• _Instructions for the task_
Nothing but the records themselves, exactly as written, should appear in the reply; leave out the pictures.

*** Opening of Information supplied ***

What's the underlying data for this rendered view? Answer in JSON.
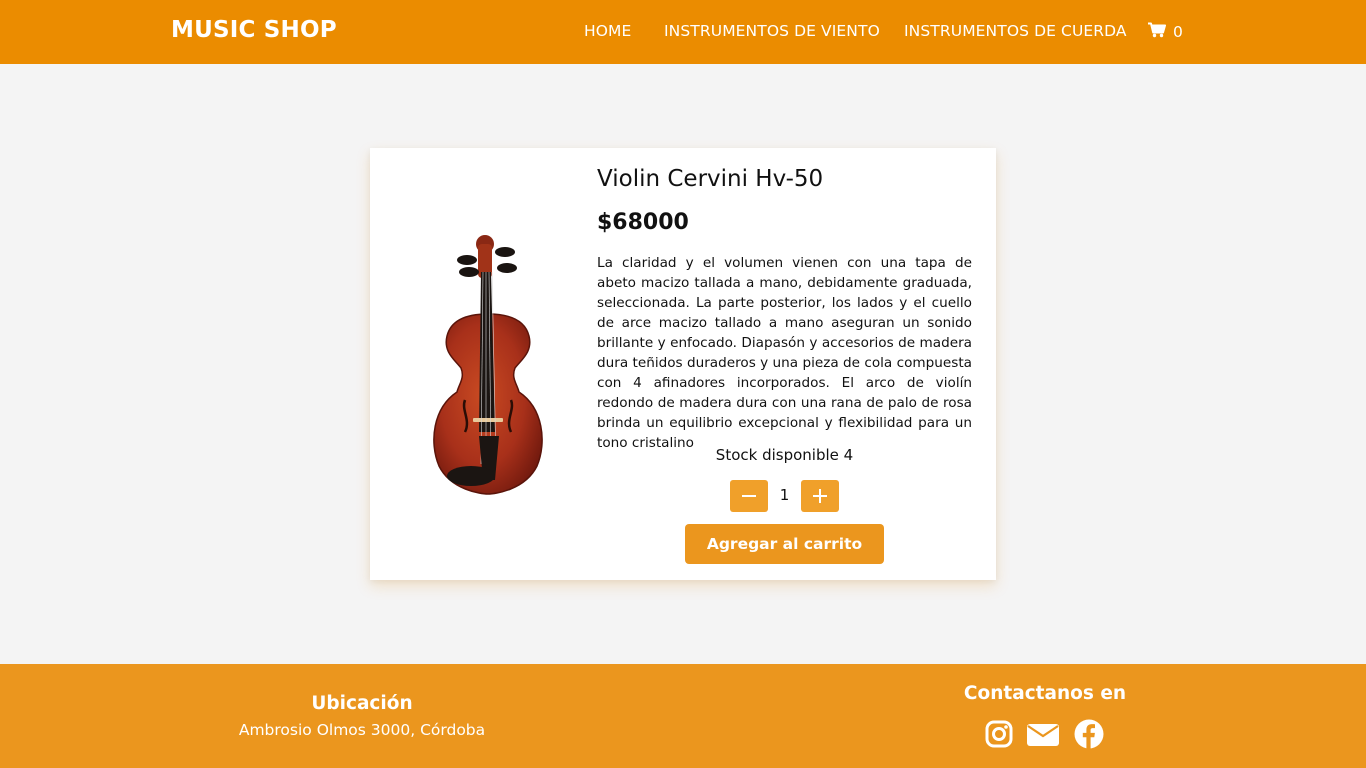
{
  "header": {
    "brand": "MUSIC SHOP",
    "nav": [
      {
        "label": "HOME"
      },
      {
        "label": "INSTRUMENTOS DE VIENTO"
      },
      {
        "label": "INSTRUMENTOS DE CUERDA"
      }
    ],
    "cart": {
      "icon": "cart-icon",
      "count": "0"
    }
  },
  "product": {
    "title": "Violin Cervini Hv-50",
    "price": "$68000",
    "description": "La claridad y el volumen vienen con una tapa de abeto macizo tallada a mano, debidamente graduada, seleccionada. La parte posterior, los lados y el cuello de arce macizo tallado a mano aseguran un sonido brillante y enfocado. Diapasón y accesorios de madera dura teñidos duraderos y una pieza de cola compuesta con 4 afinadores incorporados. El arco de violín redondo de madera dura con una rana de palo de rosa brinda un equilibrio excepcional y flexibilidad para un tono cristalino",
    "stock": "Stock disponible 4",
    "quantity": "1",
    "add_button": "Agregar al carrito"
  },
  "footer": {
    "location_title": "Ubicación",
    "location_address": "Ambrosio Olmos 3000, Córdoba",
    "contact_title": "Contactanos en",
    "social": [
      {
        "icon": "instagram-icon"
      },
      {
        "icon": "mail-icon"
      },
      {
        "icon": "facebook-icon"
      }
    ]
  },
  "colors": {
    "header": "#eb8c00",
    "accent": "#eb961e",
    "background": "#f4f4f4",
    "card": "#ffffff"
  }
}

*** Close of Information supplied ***

• _Problem solution_
What's the underlying data for this rendered view? Answer in JSON.
{
  "header": {
    "brand": "MUSIC SHOP",
    "nav": [
      {
        "label": "HOME"
      },
      {
        "label": "INSTRUMENTOS DE VIENTO"
      },
      {
        "label": "INSTRUMENTOS DE CUERDA"
      }
    ],
    "cart": {
      "icon": "cart-icon",
      "count": "0"
    }
  },
  "product": {
    "title": "Violin Cervini Hv-50",
    "price": "$68000",
    "description": "La claridad y el volumen vienen con una tapa de abeto macizo tallada a mano, debidamente graduada, seleccionada. La parte posterior, los lados y el cuello de arce macizo tallado a mano aseguran un sonido brillante y enfocado. Diapasón y accesorios de madera dura teñidos duraderos y una pieza de cola compuesta con 4 afinadores incorporados. El arco de violín redondo de madera dura con una rana de palo de rosa brinda un equilibrio excepcional y flexibilidad para un tono cristalino",
    "stock": "Stock disponible 4",
    "quantity": "1",
    "add_button": "Agregar al carrito"
  },
  "footer": {
    "location_title": "Ubicación",
    "location_address": "Ambrosio Olmos 3000, Córdoba",
    "contact_title": "Contactanos en",
    "social": [
      {
        "icon": "instagram-icon"
      },
      {
        "icon": "mail-icon"
      },
      {
        "icon": "facebook-icon"
      }
    ]
  },
  "colors": {
    "header": "#eb8c00",
    "accent": "#eb961e",
    "background": "#f4f4f4",
    "card": "#ffffff"
  }
}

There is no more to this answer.